This works because the Cellular Telephone Industries Association (CTIA) requires text message programs to acknowledge and act on phone users' requests to opt-out or end correspondence when told to.
To deal with a suspicious text message, here are some questions you can ask yourself based on information from the Federal Trade Commission (FTC).
- Does it ask you to give any personal information?
- Does it claim that you have a fake invoice for a transaction you believe you didn't authorize?
- Does it claim that you have a package delivery when you haven't ordered anything?
See the Federal Trade Commission's website for more ways that scammers target unsuspecting people via text.

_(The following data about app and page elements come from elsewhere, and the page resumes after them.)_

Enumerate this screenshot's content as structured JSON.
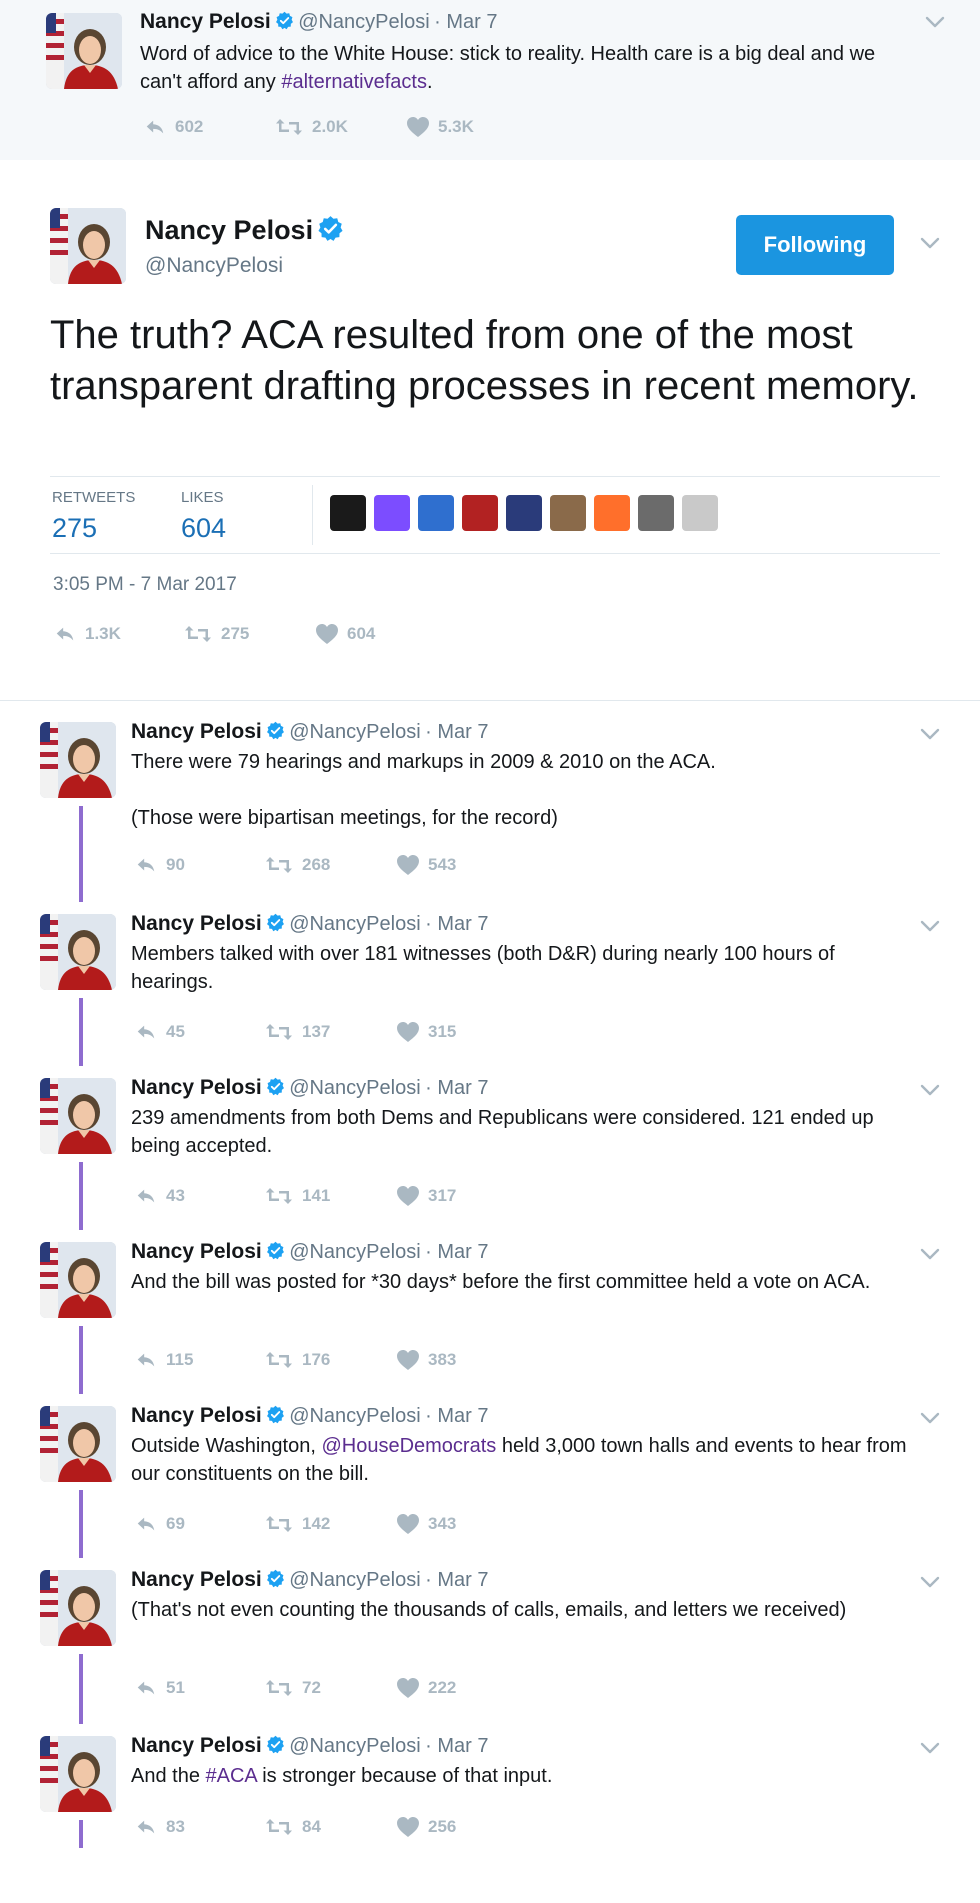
{
  "author": {
    "name": "Nancy Pelosi",
    "handle": "@NancyPelosi"
  },
  "top_tweet": {
    "date": "· Mar 7",
    "text_before": "Word of advice to the White House: stick to reality. Health care is a big deal and we can't afford any ",
    "hashtag": "#alternativefacts",
    "text_after": ".",
    "replies": "602",
    "retweets": "2.0K",
    "likes": "5.3K"
  },
  "main_tweet": {
    "follow_label": "Following",
    "text": "The truth? ACA resulted from one of the most transparent drafting processes in recent memory.",
    "retweets_label": "RETWEETS",
    "retweets_value": "275",
    "likes_label": "LIKES",
    "likes_value": "604",
    "timestamp": "3:05 PM - 7 Mar 2017",
    "replies": "1.3K",
    "retweets": "275",
    "likes": "604",
    "liker_avatar_colors": [
      "#1a1a1a",
      "#7c4dff",
      "#2f6fcf",
      "#b22222",
      "#2a3b7a",
      "#8a6a4a",
      "#ff6f2b",
      "#6b6b6b",
      "#c9c9c9"
    ]
  },
  "thread": [
    {
      "date": "· Mar 7",
      "text_parts": [
        {
          "t": "There were 79 hearings and markups in 2009 & 2010 on the ACA."
        },
        {
          "t": "\n\n(Those were bipartisan meetings, for the record)"
        }
      ],
      "replies": "90",
      "retweets": "268",
      "likes": "543"
    },
    {
      "date": "· Mar 7",
      "text_parts": [
        {
          "t": "Members talked with over 181 witnesses (both D&R) during nearly 100 hours of hearings."
        }
      ],
      "replies": "45",
      "retweets": "137",
      "likes": "315"
    },
    {
      "date": "· Mar 7",
      "text_parts": [
        {
          "t": "239 amendments from both Dems and Republicans were considered. 121 ended up being accepted."
        }
      ],
      "replies": "43",
      "retweets": "141",
      "likes": "317"
    },
    {
      "date": "· Mar 7",
      "text_parts": [
        {
          "t": "And the bill was posted for *30 days* before the first committee held a vote on ACA."
        }
      ],
      "replies": "115",
      "retweets": "176",
      "likes": "383"
    },
    {
      "date": "· Mar 7",
      "text_parts": [
        {
          "t": "Outside Washington, "
        },
        {
          "t": "@HouseDemocrats",
          "cls": "mention"
        },
        {
          "t": " held 3,000 town halls and events to hear from our constituents on the bill."
        }
      ],
      "replies": "69",
      "retweets": "142",
      "likes": "343"
    },
    {
      "date": "· Mar 7",
      "text_parts": [
        {
          "t": "(That's not even counting the thousands of calls, emails, and letters we received)"
        }
      ],
      "replies": "51",
      "retweets": "72",
      "likes": "222"
    },
    {
      "date": "· Mar 7",
      "text_parts": [
        {
          "t": "And the "
        },
        {
          "t": "#ACA",
          "cls": "hashtag"
        },
        {
          "t": " is stronger because of that input."
        }
      ],
      "replies": "83",
      "retweets": "84",
      "likes": "256"
    }
  ]
}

In the meantime, here's a rule of thumb you should always remember:
If you believe that the information in the text message is true, always contact the company using a phone number or website that you’ve confirmed is authentic. Never use the contact information in the text message.

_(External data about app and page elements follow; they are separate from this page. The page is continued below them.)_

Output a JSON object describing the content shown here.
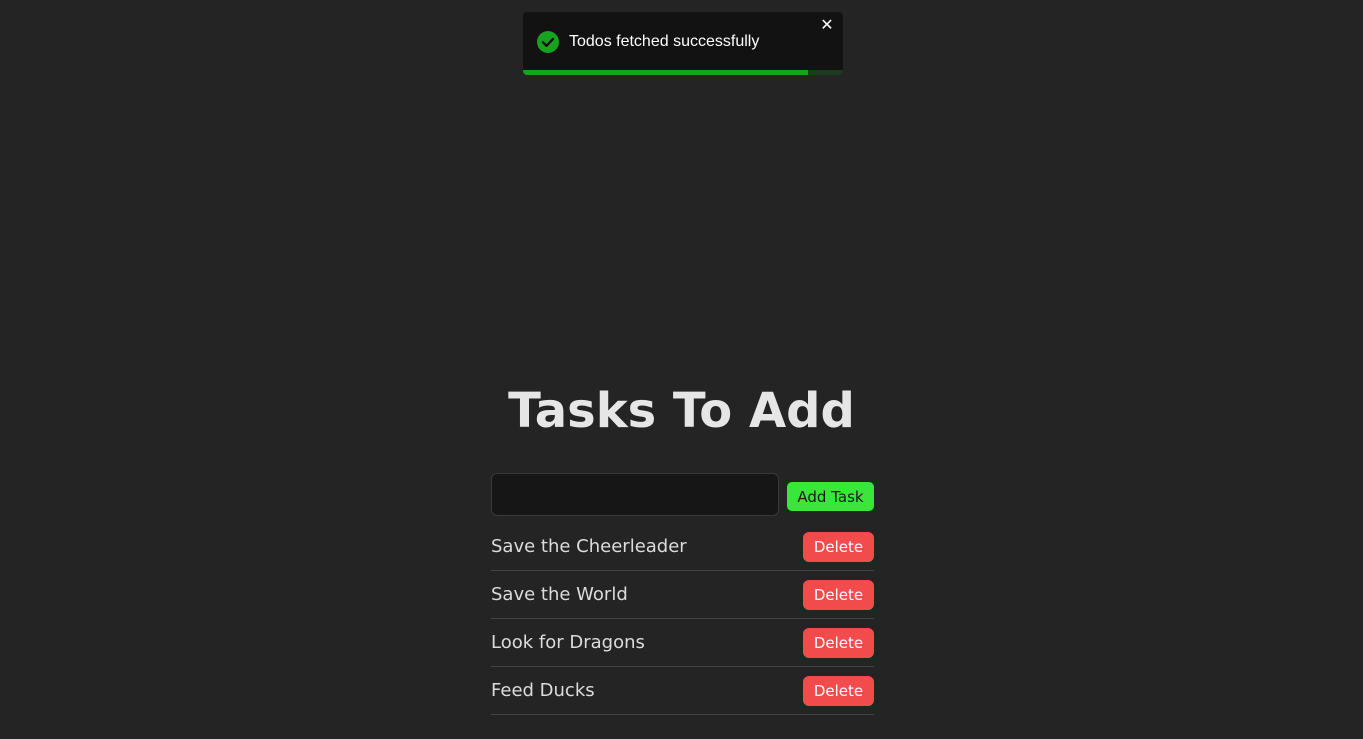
{
  "toast": {
    "message": "Todos fetched successfully",
    "icon": "check-circle-icon",
    "close_symbol": "✕",
    "progress": 0.89,
    "colors": {
      "background": "#121212",
      "success": "#17a21f",
      "progress_track": "#1c3a1e"
    }
  },
  "page": {
    "title": "Tasks To Add"
  },
  "add_form": {
    "input_value": "",
    "input_placeholder": "",
    "add_button_label": "Add Task"
  },
  "tasks": [
    {
      "text": "Save the Cheerleader",
      "delete_label": "Delete"
    },
    {
      "text": "Save the World",
      "delete_label": "Delete"
    },
    {
      "text": "Look for Dragons",
      "delete_label": "Delete"
    },
    {
      "text": "Feed Ducks",
      "delete_label": "Delete"
    }
  ],
  "colors": {
    "background": "#242424",
    "add_button": "#3ae63a",
    "delete_button": "#f24b4b"
  }
}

If you have an iPhone, you can report junk iMessages by using the Report Junk link under the message.
On an Android phone, you have to tap and hold the message you want to report and follow the prompts to Tap Block > Report Spam > OK.